APTN National News
Aboriginal Affairs minister John Duncan tendered his resignation today and Prime Minister Stephen Harper accepted it.
“Today, I have accepted the resignation of John Duncan as minister of Aboriginal Affairs and Northern Development,” said Harper.
Duncan will continue to serve as the member of parliament for Vancouver Island North in the House of Commons.
Harper issued the statement shortly after 4 p.m. Friday.
Minutes later Duncan issued his own.
“In June of 2011 I wrote a character reference letter to the Tax Court of Canada on behalf of an individual to whom my constituency staff was providing casework assistance on a Canada Revenue Agency matter,” the first line in his statement said attributed to Duncan.
Duncan goes on to say the letter was written with honourable intentions but he realizes it wasn’t appropriate, as a minister of the Crown, to write the Tax Court for someone he knew.
“I take full responsibility for my actions and the consequences they have brought,” he said.
Heritage Minister James Moore will also carry the portfolio of Aboriginal Affairs minister until Harper names a replacement.
“I would like to thank Mr. Duncan for his many contributions as minister and for his service to the people of Canada,” said Harper.
There was little sympathy over Duncan’s resignation in Attawapiskat, the northern Ontario community that locked horns with the minister in 2011 over a housing crisis. Duncan put Attawapiskat into third party management after the issue detonated on Parliament Hill.
“I’m going to miss him,” quipped Attawapiskat Chief Theresa Spence after she was informed of the resignation during a community meeting on an ongoing blockade of an ice road leading to the De Beers Victor diamond mine.
“He wanted to see First Nations go down,” said Rebecca Iahtail, one of the people involved in the blockade.
The Federal Court eventually overturned the decision to impose the third party manager.
Duncan said it was an honour to serve as minister.
“I have every confidence that the government will reach its goal of improving the lives of Aboriginal peoples across our country,” said Duncan. “I pledge that I will continue to work hard on behalf of the constituents of Vancouver Island North as their elected representative in Ottawa.”
For more than a year, Duncan has been the target of criticism for his handling of First Nations issues.
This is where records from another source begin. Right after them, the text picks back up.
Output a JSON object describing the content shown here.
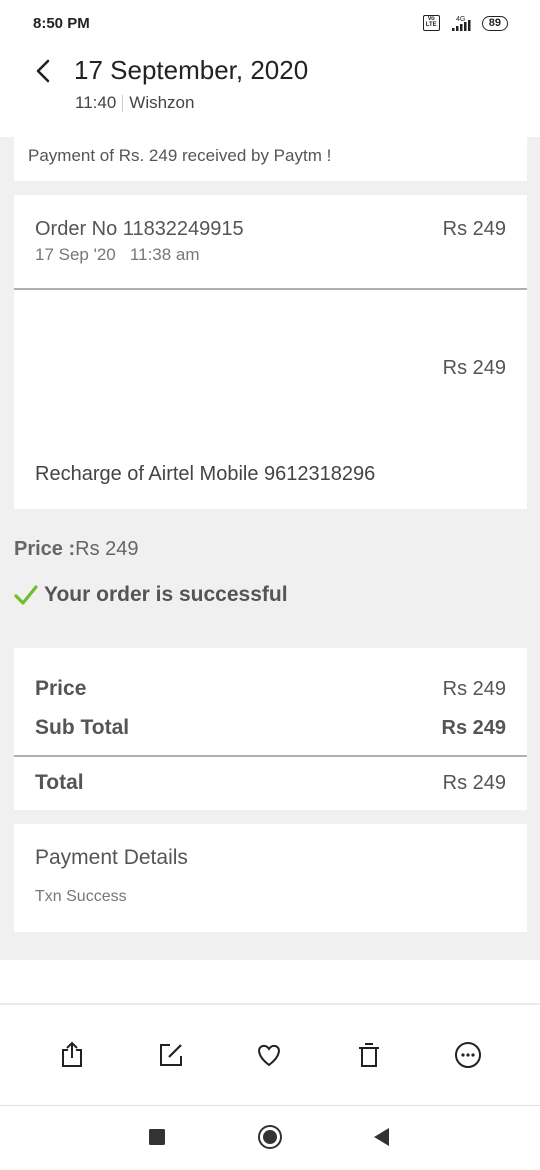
{
  "status_bar": {
    "time": "8:50 PM",
    "network": "4G",
    "volte": "Vo LTE",
    "battery": "89"
  },
  "header": {
    "title": "17 September, 2020",
    "time": "11:40",
    "sender": "Wishzon"
  },
  "notice": {
    "text": "Payment of Rs. 249 received by Paytm !"
  },
  "order": {
    "number_text": "Order No 11832249915",
    "date_text": "17 Sep '20   11:38 am",
    "amount": "Rs 249",
    "item_amount": "Rs 249",
    "item_description": "Recharge of Airtel Mobile 9612318296"
  },
  "price_line": {
    "label": "Price :",
    "value": "Rs 249"
  },
  "success": {
    "text": "Your order is successful"
  },
  "summary": {
    "rows": [
      {
        "label": "Price",
        "value": "Rs 249"
      },
      {
        "label": "Sub Total",
        "value": "Rs 249"
      },
      {
        "label": "Total",
        "value": "Rs 249"
      }
    ]
  },
  "payment": {
    "title": "Payment Details",
    "status": "Txn Success"
  },
  "toolbar": {
    "icons": [
      "share-icon",
      "edit-icon",
      "favorite-icon",
      "delete-icon",
      "more-icon"
    ]
  },
  "navbar": {
    "icons": [
      "recents-icon",
      "home-icon",
      "back-nav-icon"
    ]
  },
  "colors": {
    "success_check": "#6fbf2a",
    "background": "#f0f0f0"
  }
}
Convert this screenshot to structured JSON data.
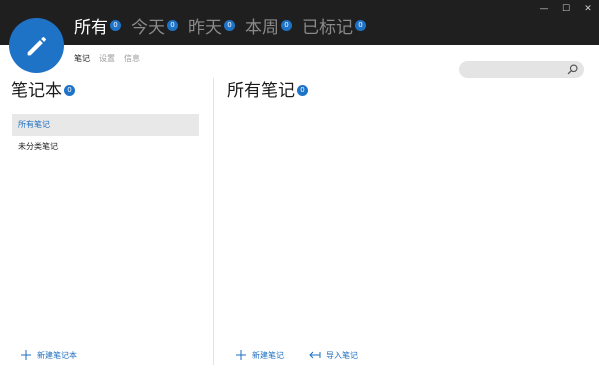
{
  "header": {
    "filters": [
      {
        "label": "所有",
        "count": "0"
      },
      {
        "label": "今天",
        "count": "0"
      },
      {
        "label": "昨天",
        "count": "0"
      },
      {
        "label": "本周",
        "count": "0"
      },
      {
        "label": "已标记",
        "count": "0"
      }
    ],
    "subtabs": [
      "笔记",
      "设置",
      "信息"
    ],
    "window_controls": {
      "minimize": "—",
      "maximize": "☐",
      "close": "✕"
    }
  },
  "search": {
    "placeholder": "",
    "value": ""
  },
  "notebooks": {
    "title": "笔记本",
    "count": "0",
    "items": [
      "所有笔记",
      "未分类笔记"
    ],
    "new_label": "新建笔记本"
  },
  "notes": {
    "title": "所有笔记",
    "count": "0",
    "new_label": "新建笔记",
    "import_label": "导入笔记"
  },
  "colors": {
    "accent": "#1e73c7",
    "topbar": "#1f1f1f"
  }
}
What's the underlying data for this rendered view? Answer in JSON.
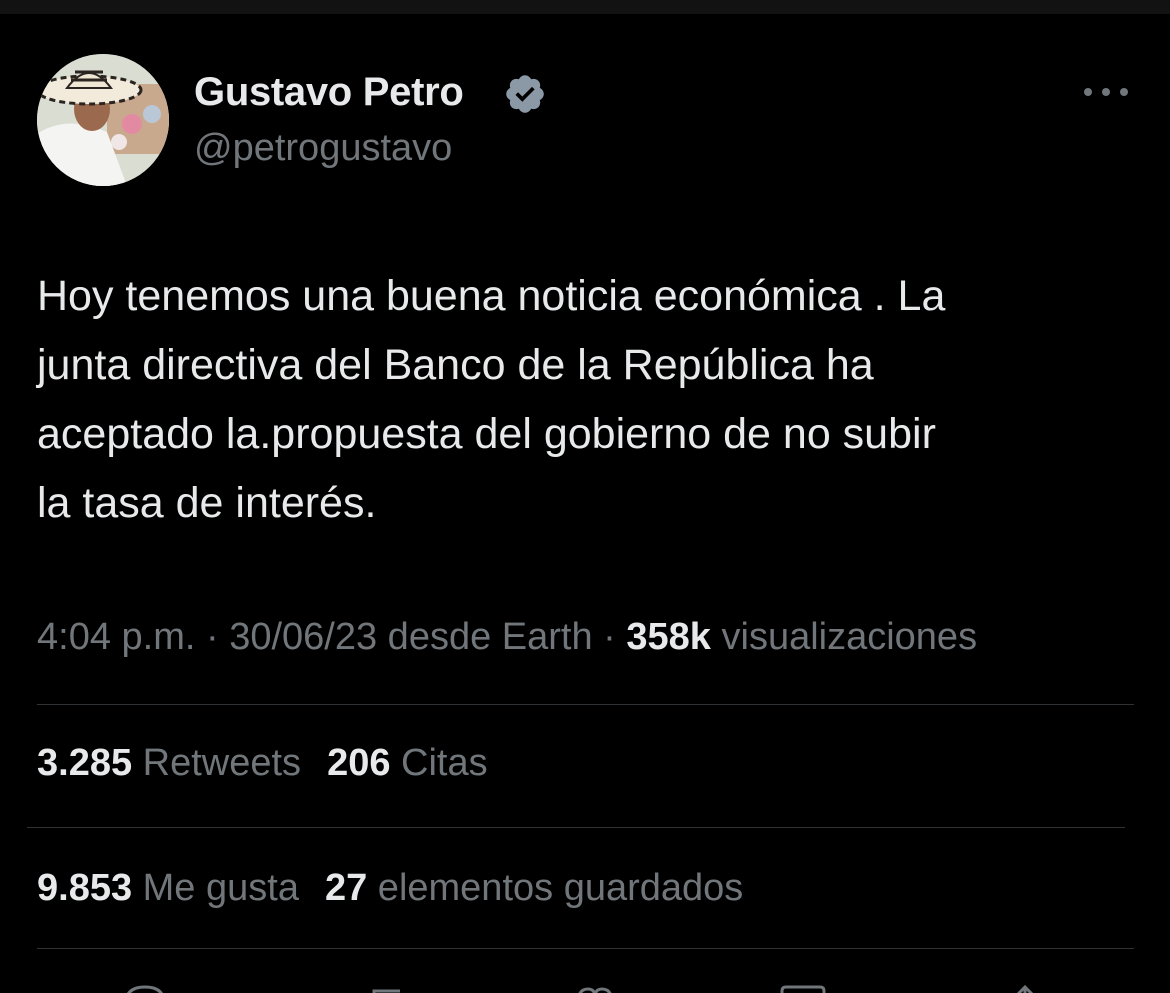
{
  "author": {
    "display_name": "Gustavo Petro",
    "handle": "@petrogustavo",
    "verified": true
  },
  "tweet": {
    "lines": [
      "Hoy tenemos una buena noticia económica . La",
      "junta directiva del Banco de la República ha",
      "aceptado la.propuesta del gobierno de no subir",
      "la tasa de interés."
    ]
  },
  "meta": {
    "time": "4:04 p.m.",
    "sep1": " · ",
    "date": "30/06/23",
    "source": " desde Earth",
    "sep2": " · ",
    "views_count": "358k",
    "views_label": " visualizaciones"
  },
  "stats": {
    "retweets_count": "3.285",
    "retweets_label": " Retweets",
    "quotes_count": "206",
    "quotes_label": " Citas",
    "likes_count": "9.853",
    "likes_label": " Me gusta",
    "bookmarks_count": "27",
    "bookmarks_label": " elementos guardados"
  },
  "icons": {
    "verified": "verified-badge-icon",
    "more": "more-options-icon",
    "reply": "reply-icon",
    "retweet": "retweet-icon",
    "like": "like-icon",
    "bookmark": "bookmark-icon",
    "share": "share-icon"
  },
  "colors": {
    "background": "#000000",
    "primary_text": "#e7e9ea",
    "secondary_text": "#71767b",
    "divider": "#2f3336"
  }
}
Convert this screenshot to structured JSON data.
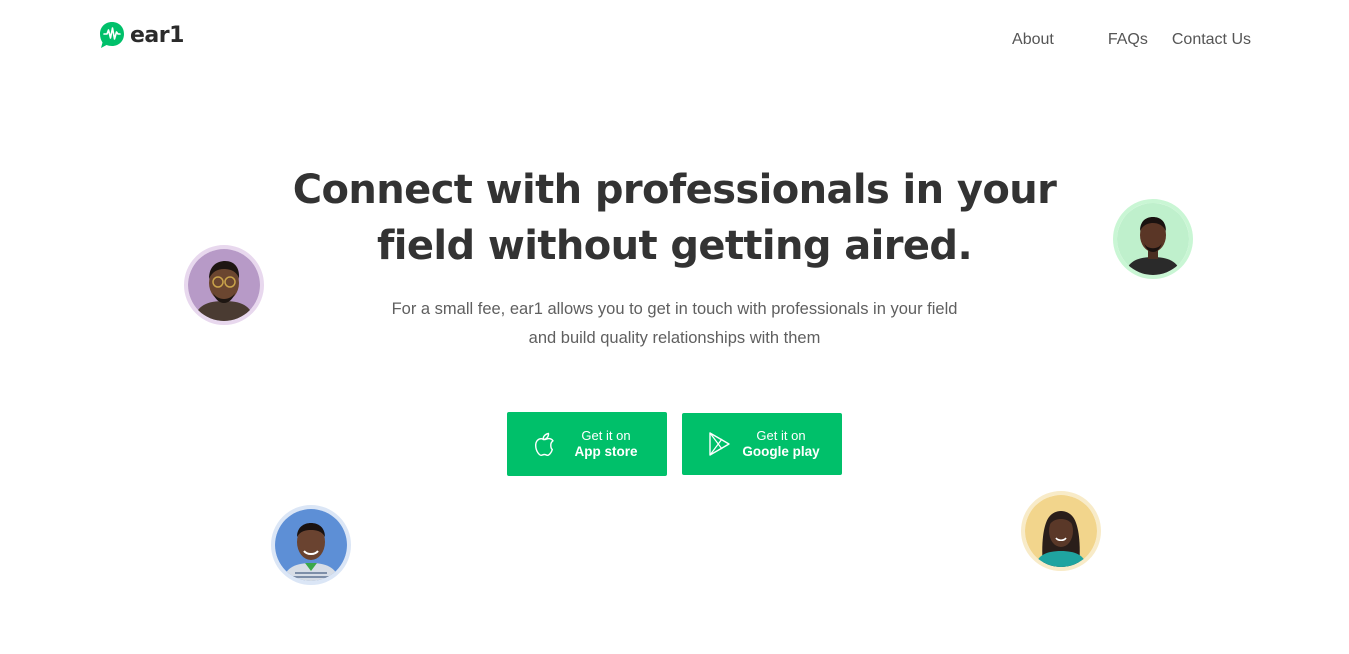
{
  "brand": {
    "name": "ear1",
    "icon": "speech-bubble-waveform-icon",
    "color": "#00c06a"
  },
  "nav": {
    "items": [
      "About",
      "FAQs",
      "Contact Us"
    ]
  },
  "hero": {
    "title_lines": [
      "Connect with professionals in your",
      "field without getting aired."
    ],
    "subtitle_lines": [
      "For a small fee, ear1 allows you to get in touch with professionals in your field",
      "and build quality relationships with them"
    ]
  },
  "downloads": {
    "app_store": {
      "top": "Get it on",
      "bottom": "App store",
      "icon": "apple-icon"
    },
    "google_play": {
      "top": "Get it on",
      "bottom": "Google play",
      "icon": "play-store-icon"
    },
    "button_color": "#00c06a"
  },
  "avatars": [
    {
      "name": "avatar-man-glasses",
      "ring": "#e8d8ee",
      "bg": "#b79ac7"
    },
    {
      "name": "avatar-man-green",
      "ring": "#c9f6d4",
      "bg": "#bff0cc"
    },
    {
      "name": "avatar-man-blue",
      "ring": "#dbe6f6",
      "bg": "#5d8fd6"
    },
    {
      "name": "avatar-woman-yellow",
      "ring": "#f8ebc8",
      "bg": "#f2d58c"
    }
  ]
}
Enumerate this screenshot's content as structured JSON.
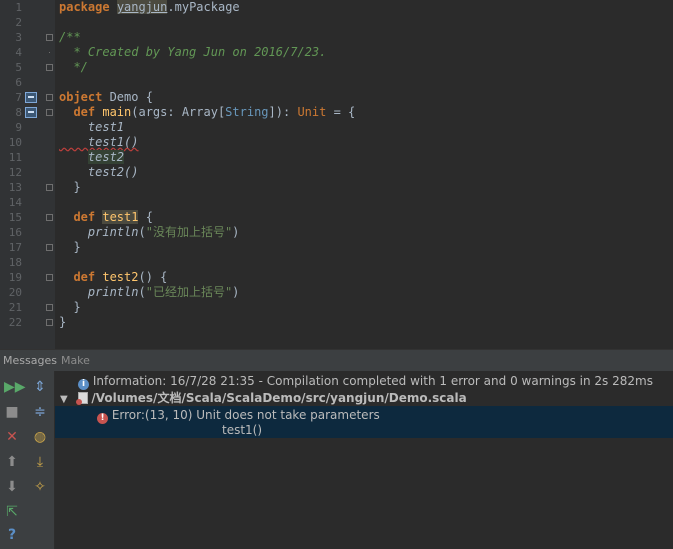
{
  "editor": {
    "line_numbers": [
      "1",
      "2",
      "3",
      "4",
      "5",
      "6",
      "7",
      "8",
      "9",
      "10",
      "11",
      "12",
      "13",
      "14",
      "15",
      "16",
      "17",
      "18",
      "19",
      "20",
      "21",
      "22"
    ],
    "code": {
      "l1_kw": "package",
      "l1_name": "yangjun",
      "l1_rest": ".myPackage",
      "l3": "/**",
      "l4": "  * Created by Yang Jun on 2016/7/23.",
      "l5": "  */",
      "l7_kw": "object",
      "l7_rest": " Demo {",
      "l8_kw": "  def",
      "l8_fn": " main",
      "l8_a": "(args: Array[",
      "l8_ty": "String",
      "l8_b": "]): ",
      "l8_unit": "Unit",
      "l8_c": " = {",
      "l9": "    test1",
      "l10": "    test1()",
      "l11": "test2",
      "l12": "    test2()",
      "l13": "  }",
      "l15_kw": "  def",
      "l15_fn": "test1",
      "l15_rest": " {",
      "l16_fn": "    println",
      "l16_a": "(",
      "l16_str": "\"没有加上括号\"",
      "l16_b": ")",
      "l17": "  }",
      "l19_kw": "  def",
      "l19_fn": " test2",
      "l19_rest": "() {",
      "l20_fn": "    println",
      "l20_a": "(",
      "l20_str": "\"已经加上括号\"",
      "l20_b": ")",
      "l21": "  }",
      "l22": "}"
    }
  },
  "messages_panel": {
    "title": "Messages",
    "tab": "Make",
    "info": "Information: 16/7/28 21:35 - Compilation completed with 1 error and 0 warnings in 2s 282ms",
    "file_path": "/Volumes/文档/Scala/ScalaDemo/src/yangjun/Demo.scala",
    "error_text": "Error:(13, 10)  Unit does not take parameters",
    "error_code": "test1()"
  },
  "icons": {
    "rerun": "rerun-icon",
    "stop": "stop-icon",
    "close": "close-icon",
    "up": "up-arrow-icon",
    "down": "down-arrow-icon",
    "export": "export-icon",
    "help": "help-icon",
    "expand": "expand-all-icon",
    "collapse": "collapse-all-icon",
    "filter_warnings": "hide-warnings-icon",
    "autoscroll": "autoscroll-icon",
    "settings": "settings-icon"
  },
  "colors": {
    "keyword": "#cc7832",
    "function": "#ffc66d",
    "comment": "#629755",
    "string": "#6a8759",
    "error": "#c75450",
    "info": "#5b8fc7"
  }
}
Last year when the Attawapiskat housing crisis was making news around the world, some media were asking whether Duncan was up to the job.
The resignation caught some by surprise.
“He’s an experienced politician, so I’m surprised he would actually step into something that he now acknowledges he shouldn’t have done,” said MP Jean Crowder, NDP Aboriginal critic.
MP Carolyn Bennett had this to say.
“This was a clear lapse in judgement and one not unlike Mr. (Jim) Flaherty’s recent lapse with the CRTC. However, I do respect the fact that, unlike Mr. Flaherty, Mr. Duncan has taken responsibility for his lapse in judgement and resigned,” she said. “It is clear that in recent months the relationship with First Nations has reached a tipping point. It is important for the PM to put a serious person in charge of this file who will have the responsibility and authority to repair the relationship by insisting upon free, prior and informed consent on all legislation and issues affecting Aboriginal peoples in Canada.”
As of late, Duncan has avoided the media as Idle No More rallies spread across the country.